Preparing for transition: What they didn’t tell you about your last year of residency

March 3, 2021 | Author: Royal College Staff

Patrick Boreskie, MD (Submitted photo)

Since there is no manual for the transition from residency to practice, we asked Patrick Boreskie, MD, now in his fifth year of residency in Emergency Medicine at the University of Manitoba, for some advice.

Finding your niche

“At the end of residency, you have that opportunity to ask, ‘What is my niche? What am I good at?’ It’s good to explore that before you get out there as an attending.”

That final year of residency also needs to be a “dress rehearsal” for independent practice. “Have a conversation with attendings,” he says. “What I’m doing very early this year is having a conversation with my attendings before a shift. I want us to pretend that this is next year.”

Prepping for exams

When it comes to preparing for Royal College exams, Dr. Boreskie takes a team approach.

“For me I have a cohort of four and we have set a study schedule together, so it is something we can be accountable to each other for. Sometimes one or more of us may lag behind and we will help each other get caught up.”

While most of his preparation is through independent study, once a week the group goes over review questions they’ve created. “And every morning at 8:30 we have coffee together for 30 minutes and quiz each other with cue cards.”

A taste of independence

The most exciting times in residency, he says, are when you need to fly on your own: “Those validating moments when you realize you are going to be okay at this.” Sometimes things are so hectic in the ED that a resident has to temporarily work independently.

“It’s really exciting to be able to get a little taste of what things are going to be like after residency. You certainly learn a ton when you feel like you are the last line of defence.”

Trying new things

During his residency, Dr. Boreskie also does extra work as a house medical officer in the ICU, as well as staffing Stars Air Ambulance. These experiences “offer more responsibility and are very interesting. You feel like you are more independent and sometimes it’s a little bit of trial by fire.”

Financial planning

The last piece of advice he has for those approaching their final year of residency is about financial planning.

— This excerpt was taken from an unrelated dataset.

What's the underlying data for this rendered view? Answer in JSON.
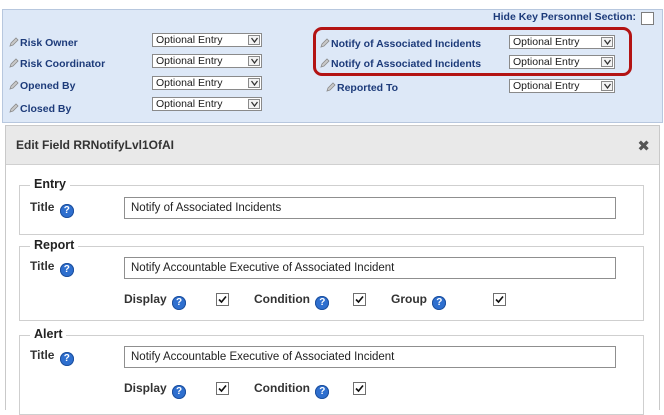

“It seems like there is a notorious lack of financial knowledge or financial teaching through medical school and residency. It really depends on you finding mentors that are able to teach that. In your last year, start mapping this out for next year in terms of how this is going to work out as a job, beyond this being your calling as a physician. Doing some of that financial planning can also be validating.”